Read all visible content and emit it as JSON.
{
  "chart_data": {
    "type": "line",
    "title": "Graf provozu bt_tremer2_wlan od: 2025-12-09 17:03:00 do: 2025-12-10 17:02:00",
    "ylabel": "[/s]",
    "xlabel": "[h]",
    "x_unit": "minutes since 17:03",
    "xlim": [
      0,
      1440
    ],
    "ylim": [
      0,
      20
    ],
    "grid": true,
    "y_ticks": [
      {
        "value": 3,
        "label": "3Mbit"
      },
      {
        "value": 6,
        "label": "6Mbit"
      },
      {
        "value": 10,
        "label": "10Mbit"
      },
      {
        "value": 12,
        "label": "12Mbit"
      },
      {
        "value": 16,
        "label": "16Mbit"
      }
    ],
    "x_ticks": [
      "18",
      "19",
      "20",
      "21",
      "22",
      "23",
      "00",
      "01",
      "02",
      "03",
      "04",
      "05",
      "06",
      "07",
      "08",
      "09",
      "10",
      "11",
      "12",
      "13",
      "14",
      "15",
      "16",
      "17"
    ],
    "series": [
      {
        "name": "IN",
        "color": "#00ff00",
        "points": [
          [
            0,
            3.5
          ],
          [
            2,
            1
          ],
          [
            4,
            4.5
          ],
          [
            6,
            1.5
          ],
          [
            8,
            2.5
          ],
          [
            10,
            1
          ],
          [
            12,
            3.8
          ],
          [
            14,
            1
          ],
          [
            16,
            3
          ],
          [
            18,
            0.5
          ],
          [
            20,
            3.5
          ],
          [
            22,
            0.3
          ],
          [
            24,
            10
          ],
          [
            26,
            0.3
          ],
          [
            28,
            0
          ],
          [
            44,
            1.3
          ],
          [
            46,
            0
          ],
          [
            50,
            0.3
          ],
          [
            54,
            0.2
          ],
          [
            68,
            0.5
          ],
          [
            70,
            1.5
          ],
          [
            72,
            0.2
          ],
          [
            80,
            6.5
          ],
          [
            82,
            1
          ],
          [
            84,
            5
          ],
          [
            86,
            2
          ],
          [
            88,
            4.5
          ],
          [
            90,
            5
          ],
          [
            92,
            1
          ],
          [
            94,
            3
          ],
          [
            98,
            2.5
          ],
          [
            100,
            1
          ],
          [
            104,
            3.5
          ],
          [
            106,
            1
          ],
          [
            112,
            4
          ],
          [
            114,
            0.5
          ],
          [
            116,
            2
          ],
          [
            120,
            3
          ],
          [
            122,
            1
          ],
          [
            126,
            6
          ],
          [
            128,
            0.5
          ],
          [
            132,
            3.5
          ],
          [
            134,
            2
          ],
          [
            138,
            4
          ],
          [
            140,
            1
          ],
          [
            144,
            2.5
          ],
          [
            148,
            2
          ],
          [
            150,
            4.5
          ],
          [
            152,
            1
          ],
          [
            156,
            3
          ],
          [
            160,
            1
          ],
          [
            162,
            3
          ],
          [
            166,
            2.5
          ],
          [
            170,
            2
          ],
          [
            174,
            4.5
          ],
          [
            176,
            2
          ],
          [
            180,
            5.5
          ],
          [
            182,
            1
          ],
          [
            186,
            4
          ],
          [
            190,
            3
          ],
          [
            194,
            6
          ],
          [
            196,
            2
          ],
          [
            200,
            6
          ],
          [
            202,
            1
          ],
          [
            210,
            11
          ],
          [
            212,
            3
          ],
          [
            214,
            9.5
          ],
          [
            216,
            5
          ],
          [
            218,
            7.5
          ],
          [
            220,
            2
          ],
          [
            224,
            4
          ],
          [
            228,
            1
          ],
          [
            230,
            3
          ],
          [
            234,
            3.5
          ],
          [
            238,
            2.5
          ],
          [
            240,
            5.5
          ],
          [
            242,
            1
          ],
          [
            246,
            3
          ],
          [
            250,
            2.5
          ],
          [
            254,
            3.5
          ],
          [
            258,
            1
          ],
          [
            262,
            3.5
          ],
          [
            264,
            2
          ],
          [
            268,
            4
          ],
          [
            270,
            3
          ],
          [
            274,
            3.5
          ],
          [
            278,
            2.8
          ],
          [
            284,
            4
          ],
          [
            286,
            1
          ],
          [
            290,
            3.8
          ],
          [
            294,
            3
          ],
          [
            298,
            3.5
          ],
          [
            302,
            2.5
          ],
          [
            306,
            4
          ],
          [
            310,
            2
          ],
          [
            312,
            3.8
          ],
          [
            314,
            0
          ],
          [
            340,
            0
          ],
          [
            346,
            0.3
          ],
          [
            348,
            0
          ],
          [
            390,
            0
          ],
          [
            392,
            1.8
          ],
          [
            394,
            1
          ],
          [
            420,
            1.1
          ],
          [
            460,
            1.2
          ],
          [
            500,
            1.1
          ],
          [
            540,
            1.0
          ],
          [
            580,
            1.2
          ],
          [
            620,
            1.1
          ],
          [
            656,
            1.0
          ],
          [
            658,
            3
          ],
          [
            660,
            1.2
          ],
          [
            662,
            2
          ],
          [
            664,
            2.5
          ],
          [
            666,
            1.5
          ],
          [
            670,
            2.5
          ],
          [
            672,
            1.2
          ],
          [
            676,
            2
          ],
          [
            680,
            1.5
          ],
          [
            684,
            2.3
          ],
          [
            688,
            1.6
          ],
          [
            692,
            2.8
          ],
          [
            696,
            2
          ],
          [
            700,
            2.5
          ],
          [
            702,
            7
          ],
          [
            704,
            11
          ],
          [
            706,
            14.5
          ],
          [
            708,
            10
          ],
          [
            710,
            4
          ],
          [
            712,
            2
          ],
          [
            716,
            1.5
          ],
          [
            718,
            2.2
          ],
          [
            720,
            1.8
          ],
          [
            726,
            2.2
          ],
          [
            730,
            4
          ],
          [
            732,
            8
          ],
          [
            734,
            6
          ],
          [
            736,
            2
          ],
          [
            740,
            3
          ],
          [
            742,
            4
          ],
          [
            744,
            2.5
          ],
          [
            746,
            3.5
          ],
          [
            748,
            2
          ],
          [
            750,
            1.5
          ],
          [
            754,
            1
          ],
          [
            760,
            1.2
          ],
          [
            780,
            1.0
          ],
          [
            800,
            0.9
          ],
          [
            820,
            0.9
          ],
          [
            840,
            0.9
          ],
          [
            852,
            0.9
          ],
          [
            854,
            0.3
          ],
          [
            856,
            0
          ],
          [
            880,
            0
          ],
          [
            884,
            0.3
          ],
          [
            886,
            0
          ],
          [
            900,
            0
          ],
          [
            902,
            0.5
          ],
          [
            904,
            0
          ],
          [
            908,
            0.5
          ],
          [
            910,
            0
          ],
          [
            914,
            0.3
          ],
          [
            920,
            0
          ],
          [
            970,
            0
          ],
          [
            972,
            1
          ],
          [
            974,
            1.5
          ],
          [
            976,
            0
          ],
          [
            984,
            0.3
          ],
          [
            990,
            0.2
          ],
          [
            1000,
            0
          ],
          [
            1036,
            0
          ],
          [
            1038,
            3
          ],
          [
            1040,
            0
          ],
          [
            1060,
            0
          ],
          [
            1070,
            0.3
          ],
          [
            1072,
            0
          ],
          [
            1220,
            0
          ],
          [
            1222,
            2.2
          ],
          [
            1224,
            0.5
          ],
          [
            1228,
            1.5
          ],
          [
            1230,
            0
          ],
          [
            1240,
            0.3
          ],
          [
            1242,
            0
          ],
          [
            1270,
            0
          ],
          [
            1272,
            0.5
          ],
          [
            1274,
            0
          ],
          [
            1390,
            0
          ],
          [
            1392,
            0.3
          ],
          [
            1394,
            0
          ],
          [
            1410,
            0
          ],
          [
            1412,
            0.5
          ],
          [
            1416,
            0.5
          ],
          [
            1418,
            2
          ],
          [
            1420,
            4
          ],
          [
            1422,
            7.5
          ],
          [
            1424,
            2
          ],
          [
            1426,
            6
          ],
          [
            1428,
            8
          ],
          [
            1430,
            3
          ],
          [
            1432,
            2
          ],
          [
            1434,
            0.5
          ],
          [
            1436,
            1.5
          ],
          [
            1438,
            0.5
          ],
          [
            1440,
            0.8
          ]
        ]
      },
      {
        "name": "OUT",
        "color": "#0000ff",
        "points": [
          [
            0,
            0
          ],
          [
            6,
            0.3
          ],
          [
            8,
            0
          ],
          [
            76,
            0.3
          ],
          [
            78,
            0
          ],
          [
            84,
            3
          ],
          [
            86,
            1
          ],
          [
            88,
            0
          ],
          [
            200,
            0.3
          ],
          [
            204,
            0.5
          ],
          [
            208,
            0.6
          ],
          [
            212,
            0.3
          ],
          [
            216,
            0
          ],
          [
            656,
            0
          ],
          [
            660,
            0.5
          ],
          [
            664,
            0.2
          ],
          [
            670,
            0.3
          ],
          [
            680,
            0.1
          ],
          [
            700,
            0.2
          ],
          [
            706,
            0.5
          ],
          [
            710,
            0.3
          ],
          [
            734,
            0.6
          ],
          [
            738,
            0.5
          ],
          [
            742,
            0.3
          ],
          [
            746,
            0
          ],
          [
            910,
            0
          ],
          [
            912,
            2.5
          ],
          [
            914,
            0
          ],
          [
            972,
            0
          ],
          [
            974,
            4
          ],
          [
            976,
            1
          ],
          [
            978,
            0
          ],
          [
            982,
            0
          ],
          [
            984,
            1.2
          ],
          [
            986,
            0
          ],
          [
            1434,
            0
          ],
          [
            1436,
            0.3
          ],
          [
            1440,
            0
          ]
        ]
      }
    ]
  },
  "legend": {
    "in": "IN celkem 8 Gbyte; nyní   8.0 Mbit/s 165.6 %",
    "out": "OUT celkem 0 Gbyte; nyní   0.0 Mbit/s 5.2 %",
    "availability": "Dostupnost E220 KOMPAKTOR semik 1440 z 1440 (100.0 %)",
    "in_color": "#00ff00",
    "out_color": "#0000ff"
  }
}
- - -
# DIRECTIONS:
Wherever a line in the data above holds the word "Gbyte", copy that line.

# OUTPUT FOR THIS TASK:
    "in": "IN celkem 8 Gbyte; nyní   8.0 Mbit/s 165.6 %",
    "out": "OUT celkem 0 Gbyte; nyní   0.0 Mbit/s 5.2 %",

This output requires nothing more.